- Ford: Have you driven a Ford lately?
- Volkswagen Polo: R u Polo?
In an ad, the slogan is the last few words said. Although it’s just a few words, the admen don’t let it go at that. They use every opportunity to exhort the potential customers to act, to buy and to consume. The slogan is their last battle field to get people moved. It is not surprising that they would use imperative sentences to make a slogan while this kind of sentence is the most direct way to achieve the ideal effect.For example:
4.6 Use of tense.
- Express card: Don’t leave home without it.
- United Airlines: Life is a journey, travel it well.
Almost all the ad slogans use simple present tense to satisfy the customer’s desire to know the present state of the product he wants to buy. But there is another aspect of the simple present: its implication of universality and timelessness.For example:
4.7 Creative use of idioms or proverbs
- DeBeers: A diamond is forever.
- Rossini: Time always follows me
Idioms and proverbs are familiar to most potential customers in a society and have no difficulty to be popularized. The creative use of the idioms and proverbs can give them new meaning while making them memorable and campainable.For example:
5. At the semantic level.
- Financial Times: No FT, no comment.
- IBM: I think, therefore IBM.
5.1 Semantic ambiguity

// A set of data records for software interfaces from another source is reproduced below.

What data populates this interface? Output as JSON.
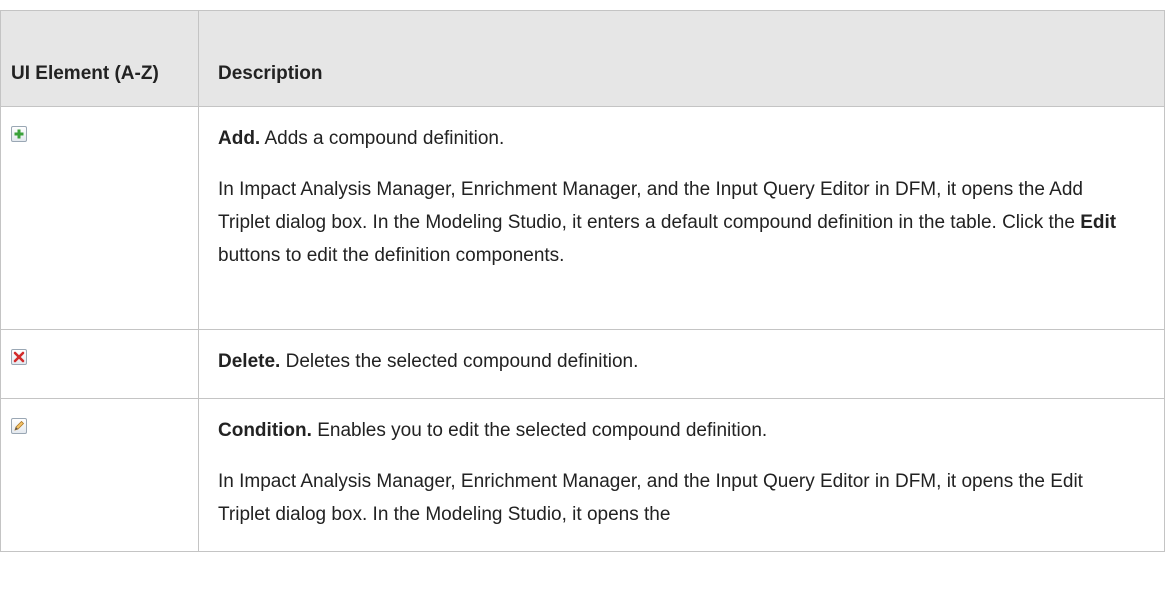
{
  "table": {
    "header": {
      "element": "UI Element (A-Z)",
      "description": "Description"
    },
    "rows": [
      {
        "icon": "add-plus-icon",
        "title": "Add.",
        "text": "Adds a compound definition.",
        "paragraph2": {
          "before": "In Impact Analysis Manager, Enrichment Manager, and the Input Query Editor in DFM, it opens the Add Triplet dialog box. In the Modeling Studio, it enters a default compound definition in the table. Click the ",
          "bold": "Edit",
          "after": " buttons to edit the definition components."
        }
      },
      {
        "icon": "delete-x-icon",
        "title": "Delete.",
        "text": "Deletes the selected compound definition."
      },
      {
        "icon": "edit-pencil-icon",
        "title": "Condition.",
        "text": "Enables you to edit the selected compound definition.",
        "paragraph2": {
          "before": "In Impact Analysis Manager, Enrichment Manager, and the Input Query Editor in DFM, it opens the Edit Triplet dialog box. In the Modeling Studio, it opens the"
        }
      }
    ]
  },
  "colors": {
    "header_bg": "#e6e6e6",
    "border": "#c4c4c4",
    "add_green": "#3aa13a",
    "delete_red": "#d22a2a",
    "pencil_orange": "#e0a040"
  }
}
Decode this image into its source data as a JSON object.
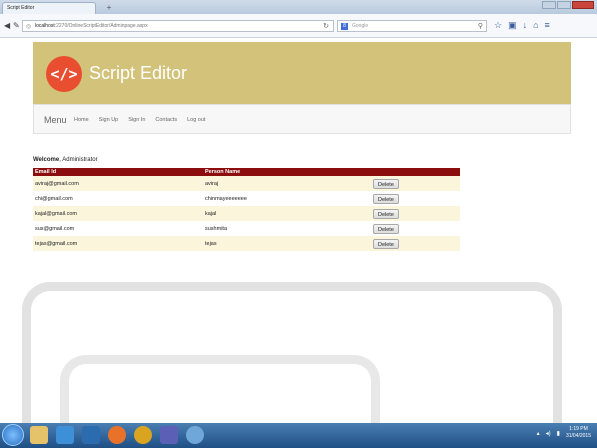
{
  "browser": {
    "tab_title": "Script Editor",
    "new_tab": "+",
    "url_host": "localhost",
    "url_path": ":2270/OnlineScriptEditor/Adminpage.aspx",
    "search_engine_letter": "8",
    "search_placeholder": "Google"
  },
  "header": {
    "logo_symbol": "</>",
    "brand": "Script Editor",
    "brand_color": "#d2c27a",
    "logo_color": "#e94e30"
  },
  "menu": {
    "title": "Menu",
    "links": [
      "Home",
      "Sign Up",
      "Sign In",
      "Contacts",
      "Log out"
    ]
  },
  "welcome": {
    "label": "Welcome",
    "name": ", Administrator"
  },
  "table": {
    "header_color": "#8b0d0d",
    "columns": [
      "Email Id",
      "Person Name"
    ],
    "delete_label": "Delete",
    "rows": [
      {
        "email": "aviraj@gmail.com",
        "name": "aviraj"
      },
      {
        "email": "chi@gmail.com",
        "name": "chinmayeeeeeee"
      },
      {
        "email": "kajal@gmail.com",
        "name": "kajal"
      },
      {
        "email": "sus@gmail.com",
        "name": "sushmita"
      },
      {
        "email": "tejas@gmail.com",
        "name": "tejas"
      }
    ]
  },
  "taskbar": {
    "time": "1:19 PM",
    "date": "31/04/2015"
  }
}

Ad slogans have to conform to the code of commercial practice. Semantic ambiguity is needed to avoid any possible legal liability.For example:
5.2 Use of puns
- Philips: let’s make things better.
5.2.1 A really good pun can work miracles. However note the lack of brand identity in these otherwise excellent examples. Almost any competing brand could use these lines. Although they are good, they have no specific identity of their own.For example
5.2.2 Use of brand name
- Moss Security: Alarmed? You should be.
- Pioneer: Everything you hear is true.
- Range Rover: It's how the smooth take the rough.
In these lines, the brand name appears, but as the solution or promise rather than part of the pun. These slogans with brand name in it can help the name be remembered while offer a two layered meaning to the slogan. The second layer of meaning can interest and impress the people with its smartness and its novelty.For example:
5.2.3 Here the brand goes to work, as inextricably part of the pun.
- Kenco Really Rich Coffee: Get Rich quick.
- Finish Detergent: Brilliant cleaning starts with Finish.
- Citibank: Because the Citi never sleeps.
- Quavers Snacks: Do me a Quaver.
All the above-mentioned stylistic features of ad slogans are necessary to make them neat, simple, original, strategic, memorable and campagianable. The slogans are also a kind of poetic language, which we should pay attention to.
After a study of 103 ad slogans of large to medium sized companies in recent years, I did a little summarizing. The reason why I choose large to medium sized companies is that good ad slogans always come form them and they can represent the trend in ad slogans.
Number of words in a slogan Number of slogans counted1127325433512614738592131From this chart we can see that three-worded slogan and four-worded slogan are the most favored in the creation of a slogan with 25 and 33 slogans for each type, and five or six worded slogans are also widely used. Two worded and eight worded slogans still occupy a share. But the number of other length slogans decreased dramatically. The longest ad slogan in study has 13 words which is a rare case because it is too lengthy to be a slogan.And one worded slogan can not express fully the rich and multi-layered meaning that a slogan wants to convey. The eight worded slogans are preferred than the seven worded ones is because the former generally uses a parallel or contrasted structure, so for each small sentence of the structure the length is just four words which is the most preferred length. The average length of an ad slogan is 4.447 words. It is the trend for the slogan to be short, about 2 to 6 words long. This is just my general analysis of the results.
It is useful to conduct a more detailed study of the slogans because more and more Chinese companies are going abroad to do their business and they need a good English slogan to establish their image in the world business arena. This study will also help the development of the Chinese ad slogans in China. Good ad slogans are forever.